Chilling photos from Iran plane crash
AS ANXIOUS relatives await investigation into what brought down the Boeing 737 flight in Iran, distraught friends and family of the passengers and crew have been at Kiev Airport where the aircraft was due to land.
Sobbing relatives wait for news of their loved ones after the deadly plane crash in Iran, which killed all 176 on-board.
The Ukraine International Airlines jet came down just six minutes after taking off from Tehran Airport. It had 63 Canadians, 10 Swedes, three Germans and three Brits on-board among the deceased. There were also 82 Iranians, 11 Ukrainians and four Afghans on-board.
Iranian rescue teams found no survivors at the crash site but were able to retrieve the bodies, Iran's state-run news agency said.
During the recovery effort, photos have emerged showing the devastating aftermath of the crash and the 40 rescue teams dispatched to the site.
According to the Islamic Republic News Agency, managing director of crisis management in the Tehran Governor's Office, Mansour Darajati, said the bodies the rescue teams retrieved were "not in good condition".
Smouldering parts and debris, including shoes and clothes, were strewn across a field southwest of the Iranian capital, where rescue workers in face masks laid out scores of body bags.
During the recovery, authorities said they found the plane's so-called black boxes, which record cockpit conversations and instrument data. But it was not immediately clear how much access to the information the Iranians would allow.
'THE WAS FIRE EVERYWHERE'
Resident Din Mohammad Qassemi said he had been watching the news about the Iranian ballistic missile attack on US forces in Iraq in revenge for the killing of Revolutionary Guard General Qassem Soleimani when he heard the crash.
"I heard a massive explosion and all the houses started to shake. There was fire everywhere," he told The Associated Press.
"At first I thought (the Americans) have hit here with missiles and went in the basement as a shelter. After a while, I went out and saw a plane has crashed over there. Body parts were lying around everywhere."
Officials quickly dismissed fears the crash, which occurred just hours after Iran launched a missile attack on military bases housing American troops in neighbouring Iraq, was related to unrest in the region.
When questioned at a briefing in Kiev, Ukraine's Prime Minister Oleksiy Honcharuk said there would be no comment on the matter until results of an investigation were known.
Ukrainian President Volodymyr Zelensky ordered a sweeping inspection of all civil aeroplanes in the country "no matter the conclusions about the crash in Iran".

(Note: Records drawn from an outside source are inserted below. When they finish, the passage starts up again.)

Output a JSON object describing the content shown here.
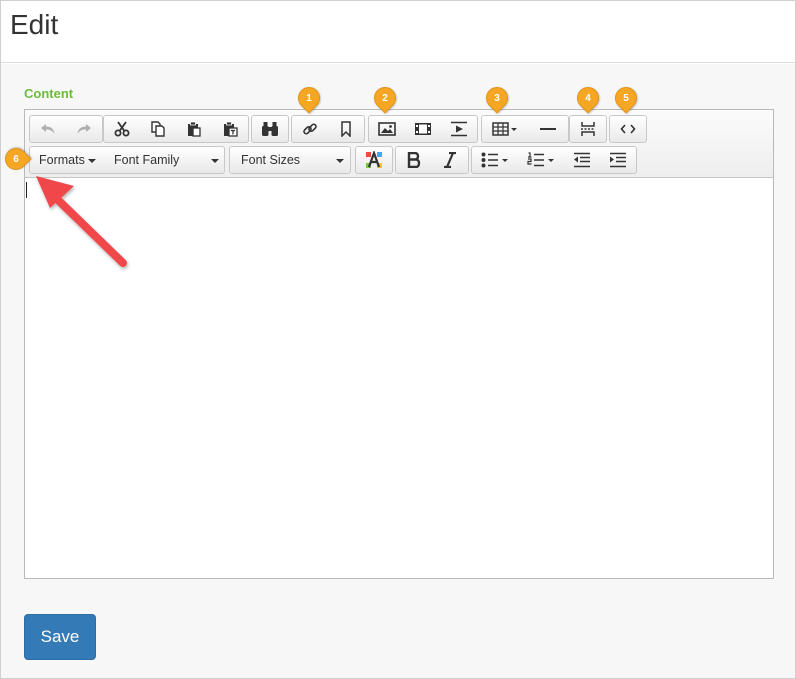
{
  "header": {
    "title": "Edit"
  },
  "content_label": "Content",
  "toolbar": {
    "row1": [
      {
        "name": "undo-button",
        "icon": "undo-icon",
        "disabled": true
      },
      {
        "name": "redo-button",
        "icon": "redo-icon",
        "disabled": true
      },
      {
        "name": "cut-button",
        "icon": "scissors-icon"
      },
      {
        "name": "copy-button",
        "icon": "copy-icon"
      },
      {
        "name": "paste-button",
        "icon": "paste-icon"
      },
      {
        "name": "paste-text-button",
        "icon": "paste-text-icon"
      },
      {
        "name": "find-button",
        "icon": "binoculars-icon"
      },
      {
        "name": "link-button",
        "icon": "link-icon"
      },
      {
        "name": "anchor-button",
        "icon": "bookmark-icon"
      },
      {
        "name": "image-button",
        "icon": "image-icon"
      },
      {
        "name": "media-button",
        "icon": "film-icon"
      },
      {
        "name": "embed-button",
        "icon": "play-icon"
      },
      {
        "name": "table-button",
        "icon": "table-icon"
      },
      {
        "name": "horizontal-rule-button",
        "icon": "horizontal-line-icon"
      },
      {
        "name": "page-break-button",
        "icon": "page-break-icon"
      },
      {
        "name": "source-code-button",
        "icon": "code-icon"
      }
    ],
    "formats_label": "Formats",
    "font_family_label": "Font Family",
    "font_sizes_label": "Font Sizes",
    "row2": [
      {
        "name": "text-color-button",
        "icon": "text-color-icon"
      },
      {
        "name": "bold-button",
        "icon": "bold-icon"
      },
      {
        "name": "italic-button",
        "icon": "italic-icon"
      },
      {
        "name": "bullet-list-button",
        "icon": "bullet-list-icon"
      },
      {
        "name": "numbered-list-button",
        "icon": "numbered-list-icon"
      },
      {
        "name": "outdent-button",
        "icon": "outdent-icon"
      },
      {
        "name": "indent-button",
        "icon": "indent-icon"
      }
    ]
  },
  "markers": [
    "1",
    "2",
    "3",
    "4",
    "5",
    "6"
  ],
  "annotation": {
    "arrow": "red-arrow-icon",
    "marker_color": "#f5a623",
    "arrow_color": "#f0474b"
  },
  "save_button": {
    "label": "Save",
    "color": "#337ab7"
  },
  "colors": {
    "content_label": "#6dbb3a"
  }
}
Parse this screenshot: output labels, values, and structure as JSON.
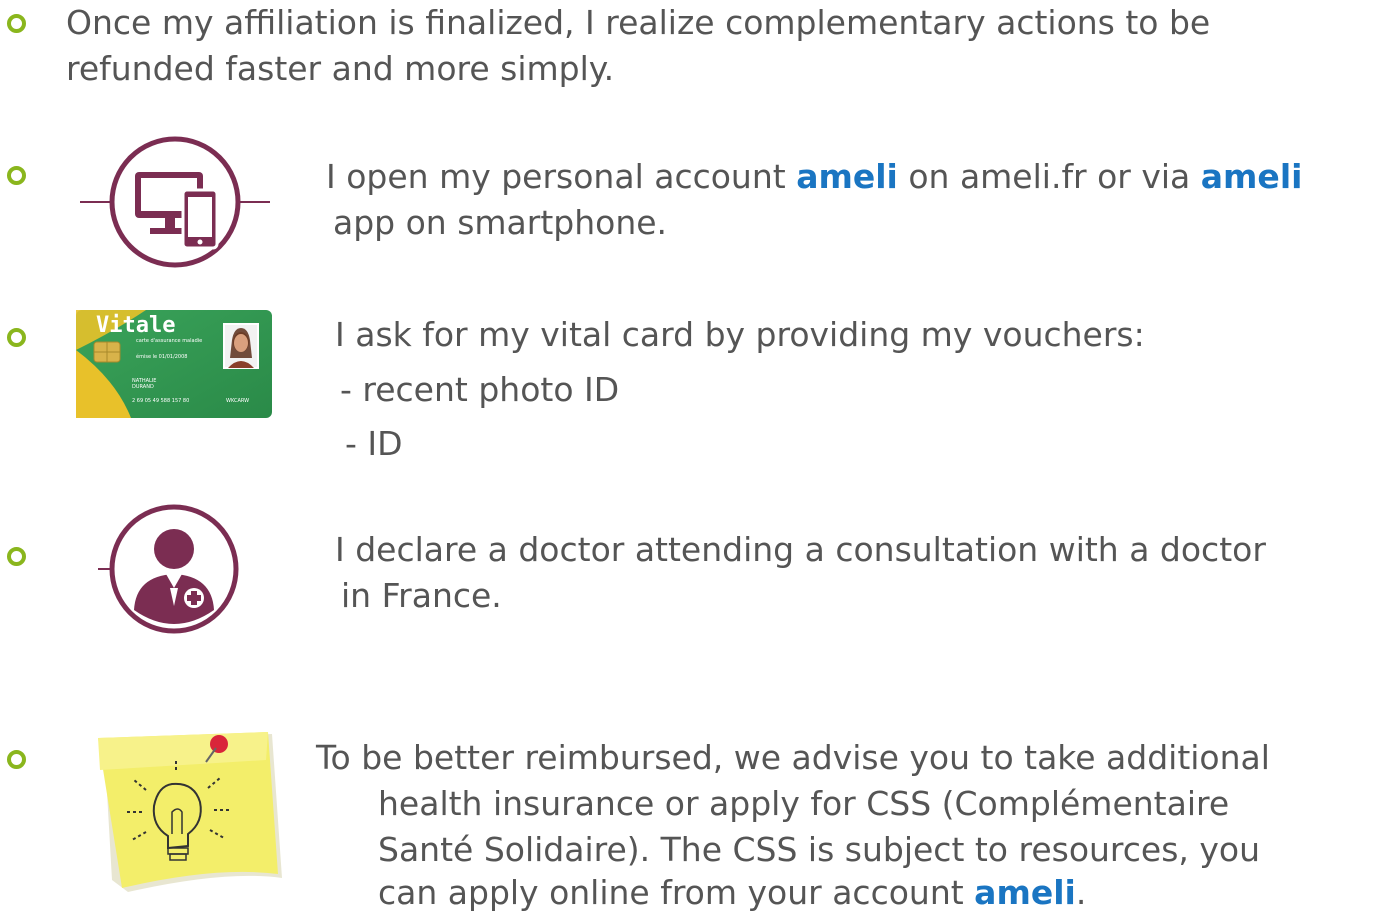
{
  "colors": {
    "bullet": "#8ab61d",
    "text": "#555555",
    "brand": "#1a75c2",
    "icon": "#7b2d52"
  },
  "intro": {
    "line1": "Once my affiliation is finalized, I realize complementary actions to be",
    "line2": "refunded faster and more simply."
  },
  "items": [
    {
      "icon": "devices-icon",
      "l1_pre": "I open my personal account ",
      "l1_brand": "ameli",
      "l1_mid": " on ameli.fr or via ",
      "l1_brand2": "ameli",
      "line2": "app on smartphone."
    },
    {
      "icon": "vitale-card-image",
      "card": {
        "brand": "Vitale",
        "subtitle": "carte d'assurance maladie",
        "date": "émise le 01/01/2008",
        "holder1": "NATHALIE",
        "holder2": "DURAND",
        "number": "2 69 05 49 588 157 80",
        "code": "WKCARW"
      },
      "line1": "I ask for my vital card by providing my vouchers:",
      "line2": "- recent  photo ID",
      "line3": "- ID"
    },
    {
      "icon": "doctor-icon",
      "line1": "I declare a doctor attending a consultation with a doctor",
      "line2": "in France."
    },
    {
      "icon": "sticky-note-lightbulb-icon",
      "line1": "To be better reimbursed, we advise you to take additional",
      "line2": "health insurance or apply for CSS (Complémentaire",
      "line3": "Santé Solidaire). The CSS is subject to resources, you",
      "line4_pre": "can apply online from your account ",
      "line4_brand": "ameli",
      "line4_post": "."
    }
  ]
}
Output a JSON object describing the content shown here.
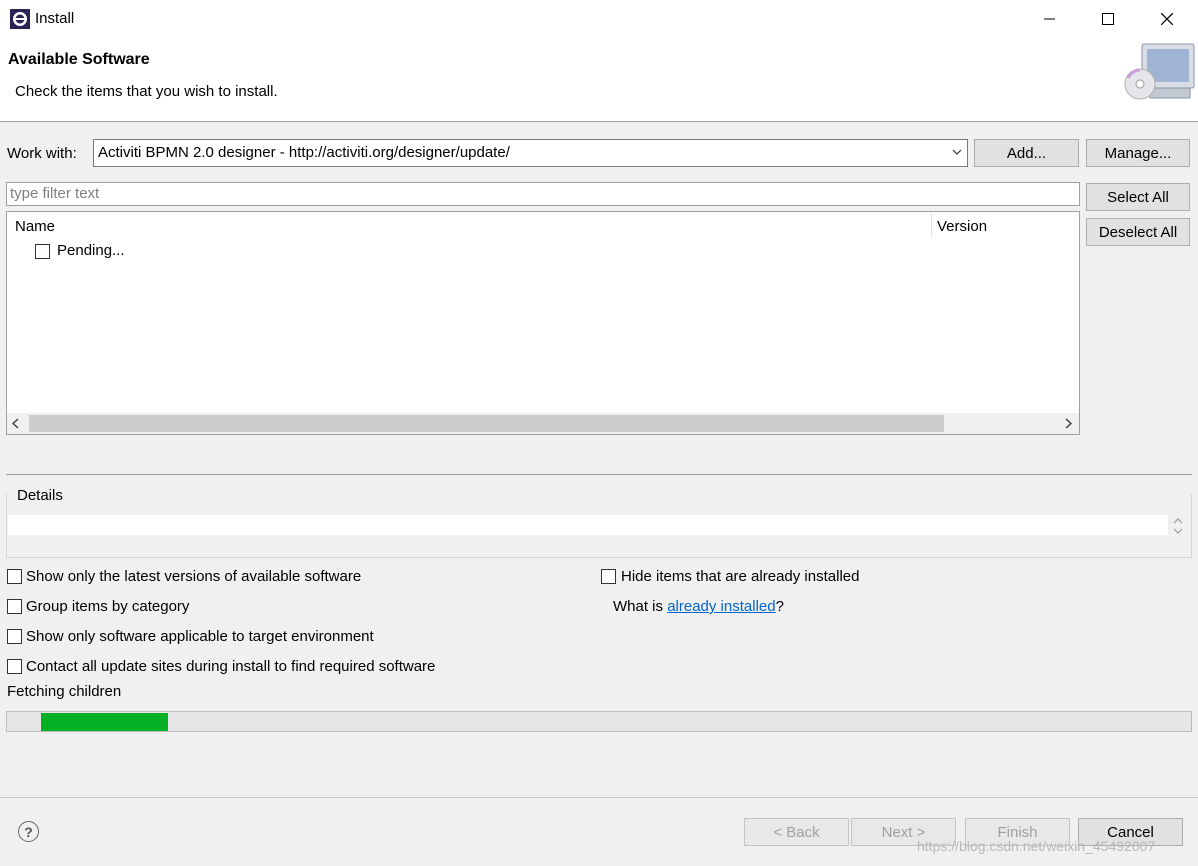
{
  "window": {
    "title": "Install",
    "icon": "eclipse-gear-icon"
  },
  "banner": {
    "title": "Available Software",
    "subtitle": "Check the items that you wish to install.",
    "image": "computer-cd-icon"
  },
  "work_with": {
    "label": "Work with:",
    "value": "Activiti BPMN 2.0 designer - http://activiti.org/designer/update/",
    "add_label": "Add...",
    "manage_label": "Manage..."
  },
  "filter": {
    "placeholder": "type filter text",
    "select_all_label": "Select All",
    "deselect_all_label": "Deselect All"
  },
  "table": {
    "columns": [
      "Name",
      "Version"
    ],
    "rows": [
      {
        "name": "Pending...",
        "checked": false
      }
    ]
  },
  "details": {
    "label": "Details",
    "text": ""
  },
  "options": {
    "latest_versions": "Show only the latest versions of available software",
    "group_by_category": "Group items by category",
    "applicable_only": "Show only software applicable to target environment",
    "contact_sites": "Contact all update sites during install to find required software",
    "hide_installed": "Hide items that are already installed",
    "what_is_prefix": "What is ",
    "what_is_link": "already installed",
    "what_is_suffix": "?"
  },
  "status": {
    "text": "Fetching children",
    "progress_fraction": 0.11
  },
  "footer": {
    "back_label": "< Back",
    "next_label": "Next >",
    "finish_label": "Finish",
    "cancel_label": "Cancel",
    "help_icon": "help-icon",
    "help_glyph": "?"
  },
  "watermark": "https://blog.csdn.net/weixin_45492007",
  "colors": {
    "progress": "#06b025",
    "link": "#0066cc"
  }
}
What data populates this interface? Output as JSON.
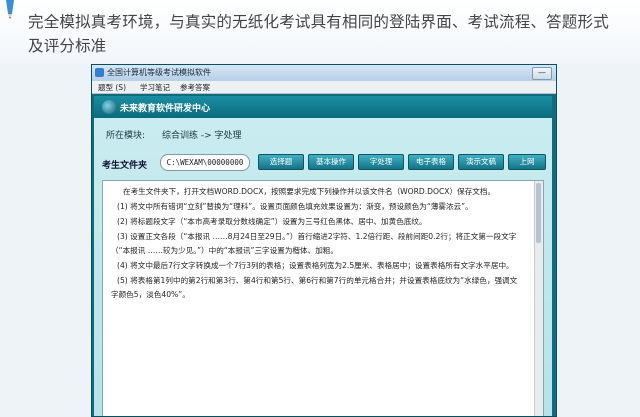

"Our priority is to establish the truth and those responsible for this terrible catastrophe," he said.
Following the crash, Mr Honcharuk said a group of specialists would be involved in the search operation and the investigation of the cause of the crash.
Iran, however, says it will not hand over the Boeing black box from the plane to Americans.
"We will not give the black boxes to the manufacturer (Boeing) and the Americans," Iran Civil Aviation Organisation head Ali Abedzadeh said, quoted by Mehr news agency.
"It's not yet clear which country the black box will go to for the investigation."
Mr Abedzadeh said based on global aviation rules, it was the right of the country where the air crash occurred to carry out the investigation.
MYSTERY AROUND CAUSE OF CRASH
The single-aisle, twin-engine jetliner, which was manned by nine crew members on-board, crashed just hours after Iran launched more than a dozen missiles in an attack on two US military bases in Iraq. However, Iran's official news agency said the Boeing came down near Tehran airport after experiencing "technical problems".
Qassem Biniaz, a spokesman for Iran's Road and Transportation authority, claimed one of its engines caught fire, causing the pilot to lose control.
But the aircraft was new in 2016 and was last checked just two days ago, the Ukrainian foreign ministry said.
Ukrainian International Airlines dismissed the possibility of technical problems with the plane, insisting there was "nothing wrong" with the three-year-old aircraft.
"We guarantee the safety of our aircraft and the high qualification of our crews," UIA president Yevgen Dykhne said of the Boeing plane.
UIA vice-president of operations Ihor Sosnovsky said given the crew's experience, it was unlikely the plane crash was the result of error.
"Tehran airport is anything but a simple one," he said.
"Therefore, for several years UIA has been using this airport to conduct training on Boeing 737 aircraft aimed at evaluating pilots' proficiency and ability to act in emergency cases. "According to our records, the aircraft ascended as high as 2400 meters. Given the crew's experience, error probability is minimal. We do not even consider such a chance."
And jet engine maker CFM slammed claims the crash was caused by engine failure, saying it was too early to speculate on what was behind the tragedy.